To do -> Search the records for the word "skin" and copy each line in which it appears.

Extracted records ->
= = = = =
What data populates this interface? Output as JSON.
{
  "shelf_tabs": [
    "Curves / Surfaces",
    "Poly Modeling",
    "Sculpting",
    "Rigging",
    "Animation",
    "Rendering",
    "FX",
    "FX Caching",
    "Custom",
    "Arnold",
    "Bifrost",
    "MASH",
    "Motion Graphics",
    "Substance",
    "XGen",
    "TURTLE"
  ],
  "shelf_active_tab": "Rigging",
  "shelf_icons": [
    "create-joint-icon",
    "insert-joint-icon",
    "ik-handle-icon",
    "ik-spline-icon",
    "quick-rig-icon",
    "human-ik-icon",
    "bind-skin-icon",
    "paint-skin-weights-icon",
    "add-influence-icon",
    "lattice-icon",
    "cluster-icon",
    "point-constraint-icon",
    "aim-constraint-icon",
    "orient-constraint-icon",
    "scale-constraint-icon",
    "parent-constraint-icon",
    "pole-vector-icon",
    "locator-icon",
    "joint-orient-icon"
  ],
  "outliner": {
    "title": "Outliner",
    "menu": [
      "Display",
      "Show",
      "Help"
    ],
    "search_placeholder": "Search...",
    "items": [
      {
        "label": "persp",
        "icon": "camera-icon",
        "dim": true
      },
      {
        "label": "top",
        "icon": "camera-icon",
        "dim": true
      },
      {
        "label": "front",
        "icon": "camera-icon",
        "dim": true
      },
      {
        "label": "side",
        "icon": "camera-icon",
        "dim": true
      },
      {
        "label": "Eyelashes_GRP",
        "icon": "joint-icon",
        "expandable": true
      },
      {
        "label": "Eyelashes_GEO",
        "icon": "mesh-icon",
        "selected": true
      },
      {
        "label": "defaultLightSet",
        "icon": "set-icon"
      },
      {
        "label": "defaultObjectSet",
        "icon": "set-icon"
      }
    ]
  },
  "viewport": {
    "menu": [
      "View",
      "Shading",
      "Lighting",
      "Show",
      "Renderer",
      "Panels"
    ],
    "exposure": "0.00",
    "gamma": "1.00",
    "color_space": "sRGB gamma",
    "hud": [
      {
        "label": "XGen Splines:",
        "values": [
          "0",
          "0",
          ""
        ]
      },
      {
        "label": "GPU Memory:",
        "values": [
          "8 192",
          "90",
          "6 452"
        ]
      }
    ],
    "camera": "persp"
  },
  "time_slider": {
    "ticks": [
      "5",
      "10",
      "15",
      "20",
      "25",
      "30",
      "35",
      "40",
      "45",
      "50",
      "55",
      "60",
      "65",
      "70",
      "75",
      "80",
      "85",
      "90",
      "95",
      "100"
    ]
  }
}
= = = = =
Expected output ->
    "bind-skin-icon",
    "paint-skin-weights-icon",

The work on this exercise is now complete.